Read the rest at Original Post at CNEt news here


Spying an intelligent search engine

August 25, 2006

By CNET news,

Entire post here

While most would agree that Google has set the current standard for Web search, some technologists say even better tools are on the horizon thanks to advances in artificial intelligence.

Search is like oxygen for many people now, and considering Google’s breakthroughs in Web document analysis, supercomputing and Internet advertising, it can be easy to think this is as good as it gets. But some entrepreneurs in artificial intelligence (AI) say that Google is not the end of history. Rather, its techniques are a baseline of where we’re headed next.


Keep your ear to the net

August 25, 2006
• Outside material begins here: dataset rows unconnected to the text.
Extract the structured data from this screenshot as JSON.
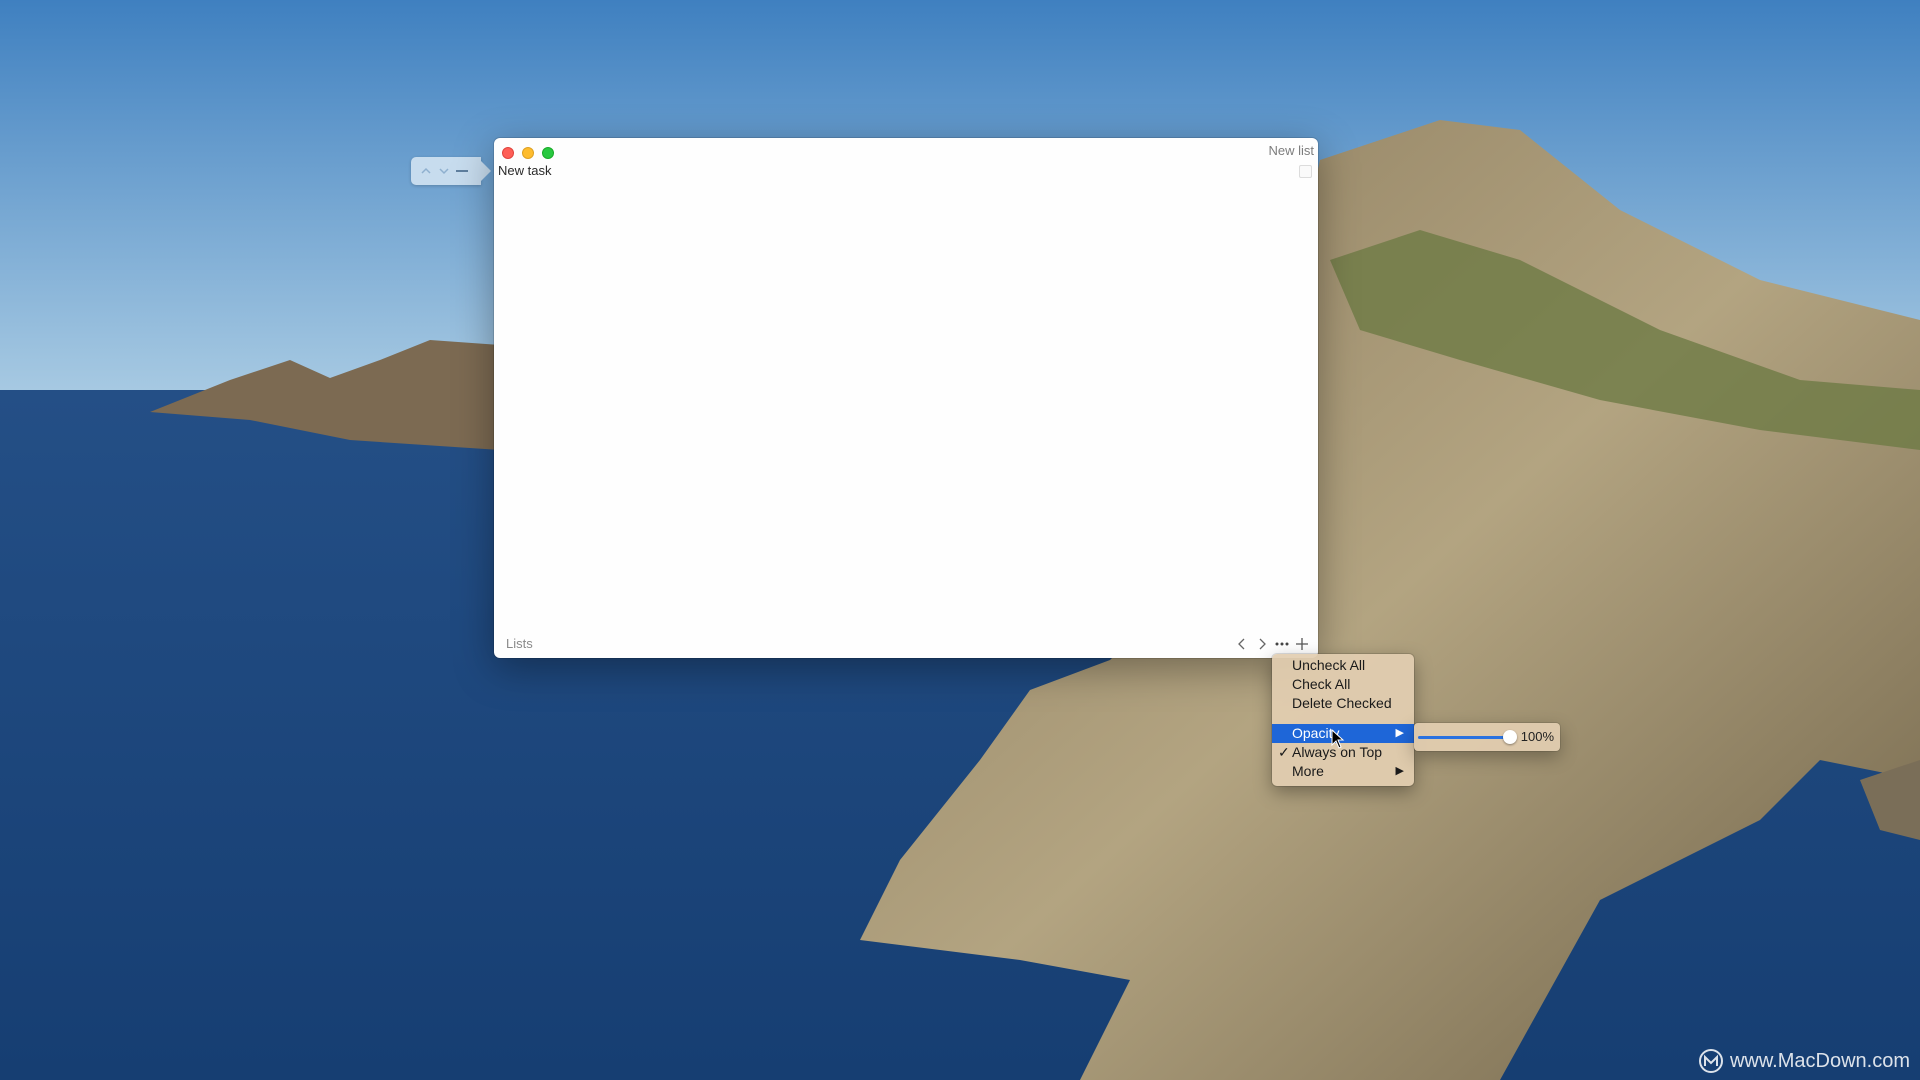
{
  "desktop": {
    "watermark_text": "www.MacDown.com"
  },
  "window": {
    "title": "New list",
    "task": {
      "text": "New task",
      "checked": false
    },
    "footer_label": "Lists",
    "footer_icons": [
      "chevron-left-icon",
      "chevron-right-icon",
      "ellipsis-icon",
      "plus-icon"
    ],
    "reorder_icons": [
      "chevron-up-icon",
      "chevron-down-icon",
      "minus-icon"
    ]
  },
  "context_menu": {
    "items": [
      {
        "label": "Uncheck All"
      },
      {
        "label": "Check All"
      },
      {
        "label": "Delete Checked"
      },
      {
        "label": "Opacity",
        "highlighted": true,
        "submenu": true
      },
      {
        "label": "Always on Top",
        "checked": true,
        "check_mark": "✓"
      },
      {
        "label": "More",
        "submenu": true
      }
    ],
    "submenu_arrow": "▶"
  },
  "opacity_submenu": {
    "value": 1.0,
    "value_label": "100%"
  },
  "colors": {
    "highlight": "#1e66d8",
    "menu_bg": "#e2ceb0",
    "close": "#fe5f57",
    "minimize": "#febc2e",
    "maximize": "#28c840"
  }
}
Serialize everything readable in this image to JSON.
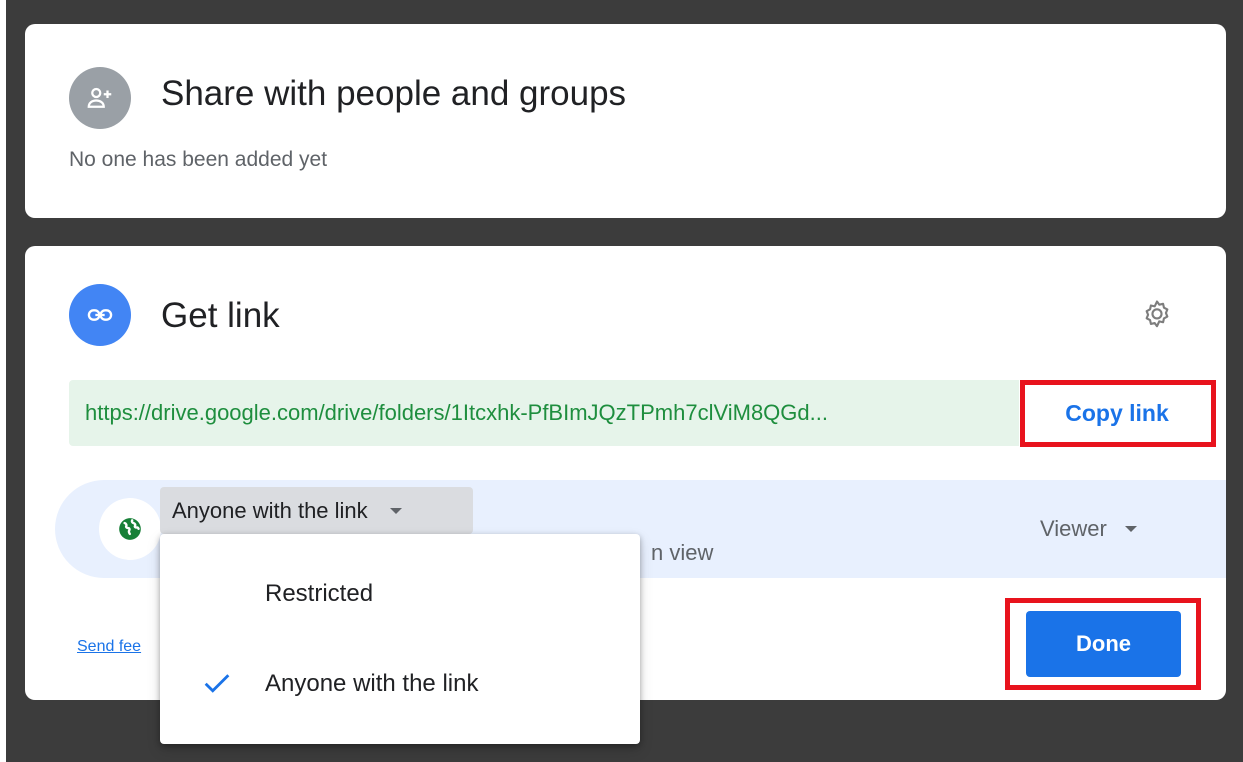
{
  "share_section": {
    "title": "Share with people and groups",
    "subtitle": "No one has been added yet"
  },
  "link_section": {
    "title": "Get link",
    "url": "https://drive.google.com/drive/folders/1Itcxhk-PfBImJQzTPmh7clViM8QGd...",
    "copy_button": "Copy link",
    "access_option": "Anyone with the link",
    "access_description_visible": "n view",
    "role": "Viewer",
    "send_feedback": "Send fee",
    "done_button": "Done"
  },
  "dropdown": {
    "items": [
      {
        "label": "Restricted",
        "selected": false
      },
      {
        "label": "Anyone with the link",
        "selected": true
      }
    ]
  },
  "colors": {
    "accent": "#1a73e8",
    "url_green": "#1e8e3e",
    "url_bg": "#e6f4ea",
    "highlight_red": "#e8131d",
    "backdrop": "#3c3c3c"
  },
  "icons": [
    "person-add-icon",
    "link-icon",
    "gear-icon",
    "globe-icon",
    "check-icon",
    "caret-down-icon"
  ]
}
By S&M Magazine

Think asking your customers directly is the best way to understand their needs or the market’s direction? Think again. More and more companies are gathering client feedback by checking out Web-based discussions. Here are a few reasons to monitor the Internet for customer insight:

1. Instant Data
Traditional market research can take weeks and months. Culling online resources for the latest conversations, opinions, and issues about a particular industry are instantaneous.

2. Trendspotting
Debates on blogs and other online forums deliver honest, insightful information about product and service trends and, more importantly, which of those trends seem here to stay.

3. Presentation Preparation
By monitoring online industry discussion sites and knowing ahead of time the day’s or week’s hot topics, sellers can appear more fresh on their sales calls. Being aware of the latest market concerns means they can anticipate prospects’ fears about purchasing products and prepare answers to their objections in advance.

4. Competitive Advantage
Knowing what a market’s hot-button topics are not only helps sales teams be more prepared on calls, but helps them keep tabs on what the competition currently provides—and what they have on tap for the future.


How Google can make – or break – your company

August 25, 2006

See the entire story here
MOUNTAIN VIEW, CALIF. (FSB Magazine) — Allan Keiter awoke one recent morning to the scary news that his Atlanta company’s website was nearly impossible to find on a Google search. MyRatePlan.com helps consumers compare cellular calling plans.

Until that morning, the site had often ranked in the top-ten nonpaid results for search terms such as “free cell phones” and “family plans.” And like thousands of other businesses, Keiter’s company relied on free Google searches to drive customers its way.

See the entire story here 


Search Marketing Works for B2B, Too

August 25, 2006

By Greg Jarboe,
August 24, 2006

Original and full post here

Most people assume search marketing works only to reach consumers, but it’s actually quite effective for businesses wishing to connect with other businesses, as well.

How are business-to-business companies tapping into the B2B audience via search? For those who stayed to see the last session on the last day of the Search Engine Strategies Conference in San Jose, there were plenty of lessons to be learned and examples to examine in the B2B Case Studies session moderated by Anne Kennedy, Managing Partner at Beyond Ink.

Original and full post here


Can Subdomains Violate a Trademark?

August 22, 2006

Original post here 

A lawsuit that had the potential to define how far trademark infringement can go when applied to subdomains has been settled out of court. The lawsuit was filed by California non-profit religious organization Jews for Jesus against Google in response to a blogger who set up a blog critical of the group at jewsforjesus.blogspot.com. Read it all at the Original post here 


Yahoo! Autos digging for feedback

August 22, 2006

Original post here Niall Kennedy’s blog

A few members of the Yahoo! Autos team created a new feedback and suggestion system during a recent company Hack Day incorporating some of the bubble-up recommendation system to their own support and feedback loops. Instead of submitting yet another request for motorcycle coverage on the site, the existing request is shown on the Yahoo! Autos feedback page allowing anyone on the Internet to +1 the recommendation. (via Y! Cool Thing of the Day)